Contracts create rights and obligations, which are typically enforceable by and against the parties, or signatories, to the contract. Under some circumstances, contracts can create third-party beneficiaries, delegates, and assignees, who are non-signatories to the contract, but have rights and obligations arising out of the contract as if they were.*
Contracts that intend to confer a benefit on a third party (someone who is not a signatory to the contract) create third-party beneficiary situations. The third-party who stands to benefit as a direct result of the obligations created by the contract, despite not owing any obligations under the contract, is owed a legal obligation by the parties to the contract. The most common third-party beneficiary is an insurance policy beneficiary: the person who receives insurance proceeds pursuant to a life insurance policy upon the death of the policyholder is a third-party beneficiary. The insurance policy confers a benefit on (and the insurance company owes an obligation to) the third-party, despite the third-party never having entered into a contract with the insurer.

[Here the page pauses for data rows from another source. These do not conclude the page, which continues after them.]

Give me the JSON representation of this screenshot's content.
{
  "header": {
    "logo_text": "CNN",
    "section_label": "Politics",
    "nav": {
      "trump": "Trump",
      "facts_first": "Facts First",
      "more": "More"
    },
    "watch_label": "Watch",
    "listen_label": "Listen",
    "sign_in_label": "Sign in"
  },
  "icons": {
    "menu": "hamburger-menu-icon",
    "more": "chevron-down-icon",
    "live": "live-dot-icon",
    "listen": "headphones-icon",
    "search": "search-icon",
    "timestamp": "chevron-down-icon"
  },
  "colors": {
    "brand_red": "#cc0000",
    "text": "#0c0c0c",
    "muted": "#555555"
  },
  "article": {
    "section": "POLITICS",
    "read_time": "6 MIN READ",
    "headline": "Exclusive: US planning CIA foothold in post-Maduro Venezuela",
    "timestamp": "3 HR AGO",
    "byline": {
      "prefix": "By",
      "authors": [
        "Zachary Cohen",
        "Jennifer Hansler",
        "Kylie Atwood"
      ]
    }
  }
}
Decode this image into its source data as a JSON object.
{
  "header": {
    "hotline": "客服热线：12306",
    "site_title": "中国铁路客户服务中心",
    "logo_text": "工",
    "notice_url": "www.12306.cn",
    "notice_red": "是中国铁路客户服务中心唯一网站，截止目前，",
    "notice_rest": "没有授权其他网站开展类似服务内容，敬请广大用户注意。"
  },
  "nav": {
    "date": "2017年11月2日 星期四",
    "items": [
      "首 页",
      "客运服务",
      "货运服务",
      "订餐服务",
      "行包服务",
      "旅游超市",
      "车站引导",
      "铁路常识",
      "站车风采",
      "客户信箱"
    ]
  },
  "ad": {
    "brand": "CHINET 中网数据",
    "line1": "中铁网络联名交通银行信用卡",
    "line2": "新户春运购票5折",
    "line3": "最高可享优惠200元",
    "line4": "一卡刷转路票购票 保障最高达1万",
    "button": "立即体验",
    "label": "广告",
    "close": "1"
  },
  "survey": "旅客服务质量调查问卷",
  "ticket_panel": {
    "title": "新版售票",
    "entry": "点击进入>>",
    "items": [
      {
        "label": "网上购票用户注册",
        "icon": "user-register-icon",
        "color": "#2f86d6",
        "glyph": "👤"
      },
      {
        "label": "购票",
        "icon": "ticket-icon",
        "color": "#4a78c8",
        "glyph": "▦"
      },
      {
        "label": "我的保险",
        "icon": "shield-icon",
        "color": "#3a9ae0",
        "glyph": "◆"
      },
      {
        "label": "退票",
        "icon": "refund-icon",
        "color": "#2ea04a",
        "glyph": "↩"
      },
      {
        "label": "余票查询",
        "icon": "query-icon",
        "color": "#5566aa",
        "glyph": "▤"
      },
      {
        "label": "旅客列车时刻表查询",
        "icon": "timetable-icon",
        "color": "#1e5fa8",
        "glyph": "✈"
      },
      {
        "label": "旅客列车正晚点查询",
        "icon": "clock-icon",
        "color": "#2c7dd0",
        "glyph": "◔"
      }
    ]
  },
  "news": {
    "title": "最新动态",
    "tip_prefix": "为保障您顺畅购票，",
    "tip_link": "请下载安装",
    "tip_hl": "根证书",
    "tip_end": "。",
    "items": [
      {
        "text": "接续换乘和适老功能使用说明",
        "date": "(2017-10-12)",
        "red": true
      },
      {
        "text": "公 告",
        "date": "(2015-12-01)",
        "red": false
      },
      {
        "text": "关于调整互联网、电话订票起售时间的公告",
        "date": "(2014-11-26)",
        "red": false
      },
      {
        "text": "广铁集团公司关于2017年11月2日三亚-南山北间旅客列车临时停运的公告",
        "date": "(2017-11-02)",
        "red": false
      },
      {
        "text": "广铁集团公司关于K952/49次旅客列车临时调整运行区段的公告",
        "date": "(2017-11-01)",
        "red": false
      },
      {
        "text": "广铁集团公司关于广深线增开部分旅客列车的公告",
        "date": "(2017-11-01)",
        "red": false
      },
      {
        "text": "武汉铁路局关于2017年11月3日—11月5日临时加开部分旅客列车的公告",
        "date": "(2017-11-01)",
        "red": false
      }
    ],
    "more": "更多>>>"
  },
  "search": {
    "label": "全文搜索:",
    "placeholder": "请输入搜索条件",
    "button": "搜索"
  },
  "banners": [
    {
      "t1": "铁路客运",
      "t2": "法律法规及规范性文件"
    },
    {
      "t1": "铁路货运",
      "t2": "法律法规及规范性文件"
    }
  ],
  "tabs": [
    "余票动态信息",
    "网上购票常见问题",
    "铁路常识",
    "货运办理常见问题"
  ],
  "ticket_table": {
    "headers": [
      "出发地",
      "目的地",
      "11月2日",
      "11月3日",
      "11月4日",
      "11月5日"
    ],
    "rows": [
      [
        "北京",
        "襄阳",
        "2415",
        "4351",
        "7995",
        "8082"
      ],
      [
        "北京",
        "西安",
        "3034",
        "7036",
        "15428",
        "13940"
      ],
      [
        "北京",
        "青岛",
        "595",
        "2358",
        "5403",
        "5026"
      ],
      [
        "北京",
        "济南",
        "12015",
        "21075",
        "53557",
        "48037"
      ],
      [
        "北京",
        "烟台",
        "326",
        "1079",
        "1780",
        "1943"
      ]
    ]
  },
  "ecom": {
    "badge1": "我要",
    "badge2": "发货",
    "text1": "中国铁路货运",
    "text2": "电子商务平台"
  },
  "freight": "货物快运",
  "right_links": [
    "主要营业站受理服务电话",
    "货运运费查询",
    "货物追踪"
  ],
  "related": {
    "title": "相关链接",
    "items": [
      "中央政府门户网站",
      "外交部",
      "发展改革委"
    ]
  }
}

If a party breaches a contract that was intended to benefit a third-party, thereby damaging the third-party, the third-party has a third-party beneficiary contract claim. The third-party is entitled to sue to recover damages from the party causing the breach. However, this right is not wide-open and unfettered. The right of the third party beneficiary to maintain a contract action against the signatories must spring from the terms of the contract. The terms, or language of the contract, must clearly intend to confer a benefit on the third-party. This intention can be expressed by or inferred from a specific reference to the third-party or from broad language that identifies a certain class of beneficiary the third-party is a member of. However, an incidental, collateral or consequential benefit is insufficient to create a third-party beneficiary action. The third-party must know of and rely on the contract for his rights under the contract to vest.
*This post does not deal with delegations or assignees, but the Uniform Commercial Code has specific language governing the rights and duties of those two types of nonparties that is useful to refer to when determining legal obligations by and to them.